Muslims protest violently over accusations that they protest violently when accused of being a religion that was spread by violence.  Seriously.  This reminds me of Judges 6:31  “. . . If Baal really is a god, he can defend himself when someone breaks down his altar.”  (or criticizes one of his prophets?)

Michelle Malkin’s site has lots more. 

Also see: Islam: The religion of peace (believe it or else)

Something more uplifting: One Muslim’s journey to Christianity.

Should our religious beliefs inform our political views?

The notion that our political views shouldn’t be informed by our religious beliefs is simply absurd. Those who hyperventilate about “theocracies” and “separation of church and state” (a phrase that many people now realize wasn’t in the Constitution) are just trying to silence Bible-believing Christians. If you take their views to their logical conclusion it would mean we should always do the opposite of what our religious beliefs would dictate.

We are self-governed, in the sense that we elect our representatives.

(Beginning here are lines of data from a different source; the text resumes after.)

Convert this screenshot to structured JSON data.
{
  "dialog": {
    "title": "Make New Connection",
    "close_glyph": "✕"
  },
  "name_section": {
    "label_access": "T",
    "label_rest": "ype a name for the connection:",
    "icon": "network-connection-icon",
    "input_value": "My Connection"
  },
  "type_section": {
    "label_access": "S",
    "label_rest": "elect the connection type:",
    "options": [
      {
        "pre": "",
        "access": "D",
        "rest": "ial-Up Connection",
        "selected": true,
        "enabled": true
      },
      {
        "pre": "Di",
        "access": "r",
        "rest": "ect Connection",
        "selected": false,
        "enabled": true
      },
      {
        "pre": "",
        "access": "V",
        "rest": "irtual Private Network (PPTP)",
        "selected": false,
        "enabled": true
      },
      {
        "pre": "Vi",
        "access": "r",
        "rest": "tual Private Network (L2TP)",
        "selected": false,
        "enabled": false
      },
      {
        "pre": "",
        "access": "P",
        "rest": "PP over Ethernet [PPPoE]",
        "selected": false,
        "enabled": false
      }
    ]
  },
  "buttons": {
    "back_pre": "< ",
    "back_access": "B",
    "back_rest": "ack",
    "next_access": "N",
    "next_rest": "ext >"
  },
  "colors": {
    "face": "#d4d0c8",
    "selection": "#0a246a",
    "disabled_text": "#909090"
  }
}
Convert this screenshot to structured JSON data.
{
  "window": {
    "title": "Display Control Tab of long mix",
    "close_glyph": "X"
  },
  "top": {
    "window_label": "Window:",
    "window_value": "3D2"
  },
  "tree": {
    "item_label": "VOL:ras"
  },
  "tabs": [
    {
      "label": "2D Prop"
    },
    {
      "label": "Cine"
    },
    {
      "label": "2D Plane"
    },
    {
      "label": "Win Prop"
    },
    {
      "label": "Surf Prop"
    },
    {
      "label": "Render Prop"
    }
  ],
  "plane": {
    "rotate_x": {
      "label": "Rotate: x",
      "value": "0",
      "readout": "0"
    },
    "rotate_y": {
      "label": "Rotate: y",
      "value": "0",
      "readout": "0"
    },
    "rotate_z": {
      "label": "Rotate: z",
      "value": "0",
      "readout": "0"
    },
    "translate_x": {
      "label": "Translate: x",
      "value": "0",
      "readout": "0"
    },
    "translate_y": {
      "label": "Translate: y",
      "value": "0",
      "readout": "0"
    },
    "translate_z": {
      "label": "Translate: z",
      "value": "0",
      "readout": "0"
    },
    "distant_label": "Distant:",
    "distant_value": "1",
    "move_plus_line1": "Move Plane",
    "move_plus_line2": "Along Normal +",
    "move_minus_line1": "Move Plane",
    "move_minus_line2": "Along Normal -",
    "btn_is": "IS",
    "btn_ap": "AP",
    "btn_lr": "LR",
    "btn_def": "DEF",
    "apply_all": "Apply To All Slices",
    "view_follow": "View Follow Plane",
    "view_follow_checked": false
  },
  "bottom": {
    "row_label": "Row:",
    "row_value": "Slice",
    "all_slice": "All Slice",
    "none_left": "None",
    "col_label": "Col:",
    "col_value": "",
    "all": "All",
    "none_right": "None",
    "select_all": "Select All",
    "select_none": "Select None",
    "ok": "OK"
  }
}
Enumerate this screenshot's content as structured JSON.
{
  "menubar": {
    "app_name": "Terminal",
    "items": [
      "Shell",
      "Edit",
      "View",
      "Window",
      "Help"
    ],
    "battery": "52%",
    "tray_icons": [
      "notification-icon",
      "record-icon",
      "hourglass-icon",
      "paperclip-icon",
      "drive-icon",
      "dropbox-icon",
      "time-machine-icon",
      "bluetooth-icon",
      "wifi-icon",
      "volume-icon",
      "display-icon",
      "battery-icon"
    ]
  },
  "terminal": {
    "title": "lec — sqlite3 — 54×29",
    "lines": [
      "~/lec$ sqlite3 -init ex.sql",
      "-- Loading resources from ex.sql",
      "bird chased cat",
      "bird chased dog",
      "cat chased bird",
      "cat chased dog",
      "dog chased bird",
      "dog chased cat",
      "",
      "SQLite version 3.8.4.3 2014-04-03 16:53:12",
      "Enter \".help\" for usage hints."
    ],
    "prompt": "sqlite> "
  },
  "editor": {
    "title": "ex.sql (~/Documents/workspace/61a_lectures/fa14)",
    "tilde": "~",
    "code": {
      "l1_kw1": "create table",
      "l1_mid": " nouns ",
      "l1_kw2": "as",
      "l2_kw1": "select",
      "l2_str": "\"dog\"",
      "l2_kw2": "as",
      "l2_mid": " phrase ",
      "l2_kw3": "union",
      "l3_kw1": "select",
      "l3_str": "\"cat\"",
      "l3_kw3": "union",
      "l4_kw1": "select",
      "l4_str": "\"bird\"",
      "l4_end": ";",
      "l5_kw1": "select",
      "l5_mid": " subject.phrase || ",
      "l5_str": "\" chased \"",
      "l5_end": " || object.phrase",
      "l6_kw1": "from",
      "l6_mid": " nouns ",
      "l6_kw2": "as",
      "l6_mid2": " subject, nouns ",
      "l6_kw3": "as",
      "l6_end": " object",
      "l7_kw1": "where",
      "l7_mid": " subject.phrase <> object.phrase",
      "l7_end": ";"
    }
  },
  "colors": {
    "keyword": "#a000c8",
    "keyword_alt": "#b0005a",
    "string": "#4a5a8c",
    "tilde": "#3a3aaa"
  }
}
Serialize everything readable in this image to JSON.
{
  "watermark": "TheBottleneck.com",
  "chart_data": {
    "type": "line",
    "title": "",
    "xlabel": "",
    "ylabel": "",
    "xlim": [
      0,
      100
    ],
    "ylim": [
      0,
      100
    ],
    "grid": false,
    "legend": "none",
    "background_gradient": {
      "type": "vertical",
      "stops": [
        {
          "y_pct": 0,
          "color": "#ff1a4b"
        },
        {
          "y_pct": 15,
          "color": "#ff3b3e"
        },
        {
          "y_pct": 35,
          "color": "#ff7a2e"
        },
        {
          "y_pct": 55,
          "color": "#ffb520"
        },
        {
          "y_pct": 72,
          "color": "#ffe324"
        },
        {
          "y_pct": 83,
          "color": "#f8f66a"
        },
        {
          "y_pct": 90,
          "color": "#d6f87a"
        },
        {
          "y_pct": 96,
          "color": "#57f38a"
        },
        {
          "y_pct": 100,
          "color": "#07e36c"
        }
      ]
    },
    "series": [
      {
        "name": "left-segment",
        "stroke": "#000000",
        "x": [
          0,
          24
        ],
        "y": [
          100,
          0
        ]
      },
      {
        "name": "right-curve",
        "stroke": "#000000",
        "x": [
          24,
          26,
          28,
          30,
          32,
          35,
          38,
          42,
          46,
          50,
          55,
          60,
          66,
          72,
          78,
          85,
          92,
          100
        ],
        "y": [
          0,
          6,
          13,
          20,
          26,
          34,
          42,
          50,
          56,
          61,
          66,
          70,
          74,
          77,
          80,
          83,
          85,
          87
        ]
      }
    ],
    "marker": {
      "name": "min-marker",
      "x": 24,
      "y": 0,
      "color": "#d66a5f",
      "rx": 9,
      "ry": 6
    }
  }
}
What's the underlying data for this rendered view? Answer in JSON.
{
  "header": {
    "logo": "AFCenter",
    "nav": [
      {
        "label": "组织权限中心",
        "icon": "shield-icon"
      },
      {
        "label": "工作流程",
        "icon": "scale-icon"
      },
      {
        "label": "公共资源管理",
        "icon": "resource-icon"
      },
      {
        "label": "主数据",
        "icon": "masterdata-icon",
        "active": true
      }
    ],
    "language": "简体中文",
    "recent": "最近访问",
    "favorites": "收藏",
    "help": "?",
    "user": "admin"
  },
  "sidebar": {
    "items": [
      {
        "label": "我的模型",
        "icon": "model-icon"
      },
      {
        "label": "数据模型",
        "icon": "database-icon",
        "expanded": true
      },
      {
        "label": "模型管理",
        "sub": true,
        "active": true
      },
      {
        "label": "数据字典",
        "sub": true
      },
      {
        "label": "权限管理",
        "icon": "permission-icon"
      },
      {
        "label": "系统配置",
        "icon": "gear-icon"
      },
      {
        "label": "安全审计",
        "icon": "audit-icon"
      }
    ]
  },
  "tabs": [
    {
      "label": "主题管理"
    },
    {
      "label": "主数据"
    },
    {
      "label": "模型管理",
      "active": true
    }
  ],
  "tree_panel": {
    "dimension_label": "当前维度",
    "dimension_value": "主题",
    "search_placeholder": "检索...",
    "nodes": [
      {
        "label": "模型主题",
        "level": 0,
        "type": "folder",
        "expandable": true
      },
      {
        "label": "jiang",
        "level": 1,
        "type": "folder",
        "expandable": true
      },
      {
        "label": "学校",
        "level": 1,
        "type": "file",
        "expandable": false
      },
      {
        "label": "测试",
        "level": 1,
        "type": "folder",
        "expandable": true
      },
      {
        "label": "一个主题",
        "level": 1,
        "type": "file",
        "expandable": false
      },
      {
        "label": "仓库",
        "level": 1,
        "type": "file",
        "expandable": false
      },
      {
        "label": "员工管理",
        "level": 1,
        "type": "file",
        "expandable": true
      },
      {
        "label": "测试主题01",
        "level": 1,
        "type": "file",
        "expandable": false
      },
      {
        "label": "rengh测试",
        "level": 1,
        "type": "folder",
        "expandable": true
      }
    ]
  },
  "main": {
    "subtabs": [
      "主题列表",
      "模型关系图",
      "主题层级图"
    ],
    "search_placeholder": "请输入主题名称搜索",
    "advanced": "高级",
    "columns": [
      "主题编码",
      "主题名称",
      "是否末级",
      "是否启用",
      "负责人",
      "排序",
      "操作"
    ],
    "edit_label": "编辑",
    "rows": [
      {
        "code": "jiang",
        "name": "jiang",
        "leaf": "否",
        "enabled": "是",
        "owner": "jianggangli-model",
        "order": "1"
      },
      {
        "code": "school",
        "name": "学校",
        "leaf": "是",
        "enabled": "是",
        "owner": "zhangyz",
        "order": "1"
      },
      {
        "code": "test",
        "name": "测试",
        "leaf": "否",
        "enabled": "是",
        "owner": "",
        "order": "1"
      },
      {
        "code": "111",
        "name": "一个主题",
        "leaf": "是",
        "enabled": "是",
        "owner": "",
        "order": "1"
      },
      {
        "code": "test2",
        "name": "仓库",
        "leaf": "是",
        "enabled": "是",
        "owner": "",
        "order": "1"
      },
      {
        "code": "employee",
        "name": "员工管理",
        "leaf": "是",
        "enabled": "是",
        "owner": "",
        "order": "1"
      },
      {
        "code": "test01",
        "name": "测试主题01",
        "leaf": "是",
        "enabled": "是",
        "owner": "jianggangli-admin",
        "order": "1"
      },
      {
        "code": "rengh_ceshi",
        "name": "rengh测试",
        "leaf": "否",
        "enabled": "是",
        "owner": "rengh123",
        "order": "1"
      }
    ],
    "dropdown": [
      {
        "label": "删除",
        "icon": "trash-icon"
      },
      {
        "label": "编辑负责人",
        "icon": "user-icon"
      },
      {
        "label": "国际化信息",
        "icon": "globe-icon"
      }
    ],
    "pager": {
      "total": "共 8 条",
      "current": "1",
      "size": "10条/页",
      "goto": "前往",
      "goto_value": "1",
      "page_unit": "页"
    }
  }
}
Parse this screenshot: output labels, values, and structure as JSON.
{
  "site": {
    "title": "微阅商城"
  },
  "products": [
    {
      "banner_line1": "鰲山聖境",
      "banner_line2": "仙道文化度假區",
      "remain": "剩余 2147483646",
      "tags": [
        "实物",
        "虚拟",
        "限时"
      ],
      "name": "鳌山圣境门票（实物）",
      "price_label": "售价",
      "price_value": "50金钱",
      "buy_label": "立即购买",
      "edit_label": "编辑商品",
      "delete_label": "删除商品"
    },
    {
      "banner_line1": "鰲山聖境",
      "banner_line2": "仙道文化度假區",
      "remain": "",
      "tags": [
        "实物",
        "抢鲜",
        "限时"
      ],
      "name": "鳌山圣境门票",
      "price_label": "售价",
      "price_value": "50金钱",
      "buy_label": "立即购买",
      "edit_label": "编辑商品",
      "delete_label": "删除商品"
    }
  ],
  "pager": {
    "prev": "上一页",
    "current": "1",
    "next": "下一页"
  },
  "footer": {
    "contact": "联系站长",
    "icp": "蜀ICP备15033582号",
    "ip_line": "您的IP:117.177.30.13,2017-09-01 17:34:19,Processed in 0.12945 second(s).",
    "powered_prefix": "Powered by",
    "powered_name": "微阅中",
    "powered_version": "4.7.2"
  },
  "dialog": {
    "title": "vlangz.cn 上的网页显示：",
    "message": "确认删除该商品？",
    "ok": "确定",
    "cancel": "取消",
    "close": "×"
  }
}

Therefore, we are obliged to let our morality influence our political views.

Also consider that one of the complaints about Christianity is that parts of the church were “silent” during the Holocaust, slavery or civil rights movements, which in some people’s eyes implied approval.

The “wall of separation” argument has been misunderstood and misapplied. It is not in any founding government documents. Even when Jefferson wrote about the “wall” in a private letter, it was not in the context of the government limiting religious activities in public. It was to limit the power of the government to prohibit or interfere with religious expressions.

If you want to bring Jefferson’s letter into the debate, then fairness requires bringing in the background letters of the founders which reflect how they really felt about God and government.

Here is the First Amendment in its entirety:

Congress shall make no law respecting an establishment of religion, or prohibiting the free exercise thereof; or abridging the freedom of speech, or of the press; or the right of the people peaceably to assemble, and to petition the Government for a redress of grievances.

Now focus on the complete portion of the first amendment relating to religion: “Congress shall make no law respecting an establishment of religion, or prohibiting the free exercise thereof . . . ” That’s it!

Was the intent of the 1st Amendment to restrict religious liberties or protect them?  You need to answer that before addressing any related issues.  The Bill of Rights was written to give rights to citizens, not government. 

The first freedom in the First Amendment is religious freedom. The Amendment was made to give religious freedom to religious people so Congress could not pass laws limiting their freedoms. It was not written to protect atheists from religious expression in the public square. If you look at successive drafts of the First Amendment, this becomes more and more clear.

According to the Constitution, any state could have their own religion (provided that their own constitution permitted it). Not that I think that would be a good idea. Also, there is nothing to suggest that churches can’t partner with the government (though I am leery of churches that come to rely on government aid).

But do I want, for example, religion taught in public schools? Definitely not. There are countless theologically bankrupt churches I wouldn’t send my kids to on a bet. So why would I trust that any government sponsored religious teachings would be doctrinally sound?

The U.S. does not become a de facto theocracy if our religious beliefs inform our politics. We still need go in the public square to persuade the countless non-Christians that our views make sense. For example, when I train people in pro-life reasoning at the pregnancy center where I volunteer, I always break the reasoning into secular and religious arguments. It is actually quite simple to argue the pro-life position without using the Bible.

If atheists or people of other faiths disagree with us, that is fine. It is part of the process. But anytime someone acts as if your religious beliefs shouldn’t inform your political views, they are wrong.

Also see ACLU profits from attacks on religious freedoms.